*Task instructions*: Your result should be the lines holding the word "JSON", copied from the entries below.

━━ Material shown ━━

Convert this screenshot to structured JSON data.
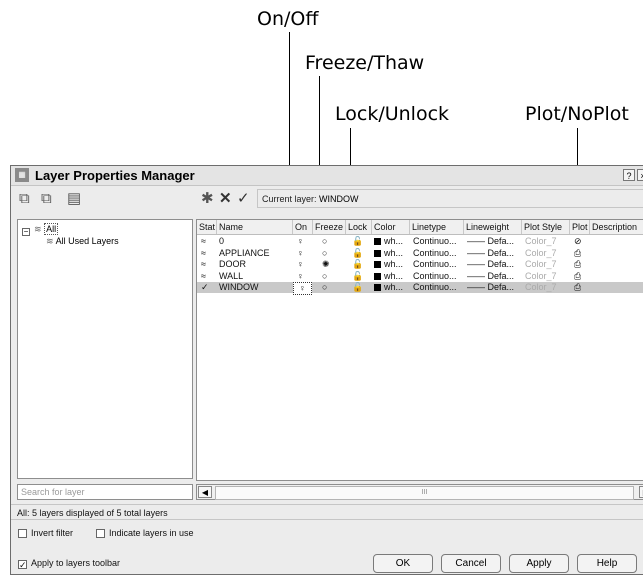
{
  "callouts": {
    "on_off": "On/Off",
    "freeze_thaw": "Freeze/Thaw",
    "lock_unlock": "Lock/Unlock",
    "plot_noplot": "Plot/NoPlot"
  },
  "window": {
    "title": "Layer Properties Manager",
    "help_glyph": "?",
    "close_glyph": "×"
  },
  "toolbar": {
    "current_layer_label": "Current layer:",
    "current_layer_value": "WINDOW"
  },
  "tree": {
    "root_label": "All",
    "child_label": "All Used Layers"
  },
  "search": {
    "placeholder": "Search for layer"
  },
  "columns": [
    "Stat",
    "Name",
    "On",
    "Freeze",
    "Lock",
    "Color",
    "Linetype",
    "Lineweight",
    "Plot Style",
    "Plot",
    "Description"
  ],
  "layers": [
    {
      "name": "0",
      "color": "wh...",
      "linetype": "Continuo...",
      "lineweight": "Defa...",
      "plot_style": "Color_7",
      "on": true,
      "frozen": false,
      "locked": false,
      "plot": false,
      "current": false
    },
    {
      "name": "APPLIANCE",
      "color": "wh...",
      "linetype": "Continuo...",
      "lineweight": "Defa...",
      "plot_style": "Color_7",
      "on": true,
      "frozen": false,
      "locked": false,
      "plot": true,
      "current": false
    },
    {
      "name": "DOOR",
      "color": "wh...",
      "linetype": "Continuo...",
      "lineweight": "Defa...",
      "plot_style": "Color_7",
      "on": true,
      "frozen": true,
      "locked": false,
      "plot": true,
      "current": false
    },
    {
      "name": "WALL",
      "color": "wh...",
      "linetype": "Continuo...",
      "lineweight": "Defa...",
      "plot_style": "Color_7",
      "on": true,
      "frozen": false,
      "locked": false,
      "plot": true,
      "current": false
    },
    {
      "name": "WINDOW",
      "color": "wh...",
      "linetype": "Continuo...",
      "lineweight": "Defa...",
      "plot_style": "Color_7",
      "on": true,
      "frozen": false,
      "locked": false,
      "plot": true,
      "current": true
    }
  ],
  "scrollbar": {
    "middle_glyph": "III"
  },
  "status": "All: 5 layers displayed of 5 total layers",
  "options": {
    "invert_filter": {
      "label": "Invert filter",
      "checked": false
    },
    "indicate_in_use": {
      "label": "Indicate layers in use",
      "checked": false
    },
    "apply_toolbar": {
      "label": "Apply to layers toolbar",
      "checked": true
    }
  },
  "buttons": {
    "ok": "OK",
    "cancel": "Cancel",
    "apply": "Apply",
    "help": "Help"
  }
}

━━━
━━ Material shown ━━

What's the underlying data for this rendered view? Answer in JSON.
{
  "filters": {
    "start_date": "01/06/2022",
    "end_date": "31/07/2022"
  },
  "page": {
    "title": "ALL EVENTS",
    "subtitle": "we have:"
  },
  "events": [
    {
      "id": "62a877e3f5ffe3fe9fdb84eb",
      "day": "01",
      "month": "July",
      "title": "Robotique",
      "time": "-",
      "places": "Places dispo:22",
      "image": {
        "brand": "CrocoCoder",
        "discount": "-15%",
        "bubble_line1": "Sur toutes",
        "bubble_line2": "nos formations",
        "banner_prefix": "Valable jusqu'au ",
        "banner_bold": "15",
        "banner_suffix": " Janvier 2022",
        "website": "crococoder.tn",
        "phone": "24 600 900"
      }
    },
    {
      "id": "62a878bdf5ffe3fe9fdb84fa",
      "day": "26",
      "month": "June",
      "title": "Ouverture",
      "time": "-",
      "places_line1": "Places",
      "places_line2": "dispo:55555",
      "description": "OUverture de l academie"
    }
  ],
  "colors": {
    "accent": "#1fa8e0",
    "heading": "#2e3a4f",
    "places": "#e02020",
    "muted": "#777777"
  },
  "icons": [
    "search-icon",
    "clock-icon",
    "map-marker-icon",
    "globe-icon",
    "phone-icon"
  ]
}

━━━

*Written reply*:
Convert this screenshot to structured JSON data.
What's the underlying data for this rendered view? Answer in JSON.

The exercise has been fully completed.